TASK INSTRUCTIONS: The entries are to be given back verbatim; no picture is to be copied.

Website and app data records:
○ ○ ○

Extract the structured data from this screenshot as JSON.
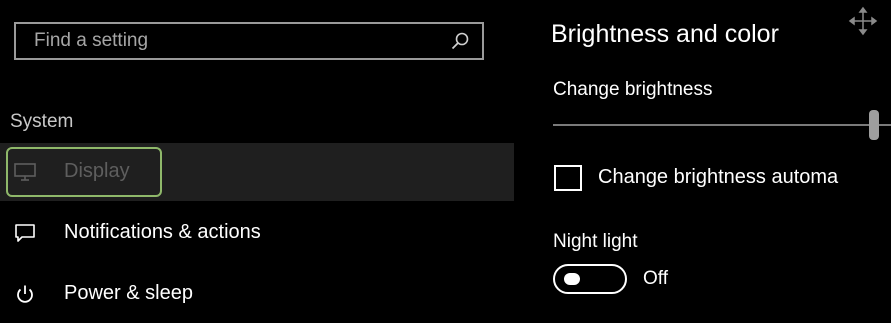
{
  "search": {
    "placeholder": "Find a setting",
    "icon": "search-icon"
  },
  "nav": {
    "section_heading": "System",
    "items": [
      {
        "label": "Display",
        "icon": "monitor-icon",
        "selected": true
      },
      {
        "label": "Notifications & actions",
        "icon": "message-icon",
        "selected": false
      },
      {
        "label": "Power & sleep",
        "icon": "power-icon",
        "selected": false
      }
    ]
  },
  "content": {
    "title": "Brightness and color",
    "brightness": {
      "label": "Change brightness",
      "value_fraction": 0.95
    },
    "auto_brightness": {
      "label": "Change brightness automa",
      "checked": false
    },
    "night_light": {
      "label": "Night light",
      "state": "Off"
    }
  },
  "colors": {
    "background": "#000000",
    "selected_background": "#1f1f1f",
    "focus_ring": "#8fb86a",
    "text": "#ffffff",
    "muted_text": "#c8c8c8"
  }
}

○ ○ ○

YOUR SOLUTION:
Extract the structured data from this screenshot as JSON.
{
  "search": {
    "placeholder": "Find a setting",
    "icon": "search-icon"
  },
  "nav": {
    "section_heading": "System",
    "items": [
      {
        "label": "Display",
        "icon": "monitor-icon",
        "selected": true
      },
      {
        "label": "Notifications & actions",
        "icon": "message-icon",
        "selected": false
      },
      {
        "label": "Power & sleep",
        "icon": "power-icon",
        "selected": false
      }
    ]
  },
  "content": {
    "title": "Brightness and color",
    "brightness": {
      "label": "Change brightness",
      "value_fraction": 0.95
    },
    "auto_brightness": {
      "label": "Change brightness automa",
      "checked": false
    },
    "night_light": {
      "label": "Night light",
      "state": "Off"
    }
  },
  "colors": {
    "background": "#000000",
    "selected_background": "#1f1f1f",
    "focus_ring": "#8fb86a",
    "text": "#ffffff",
    "muted_text": "#c8c8c8"
  }
}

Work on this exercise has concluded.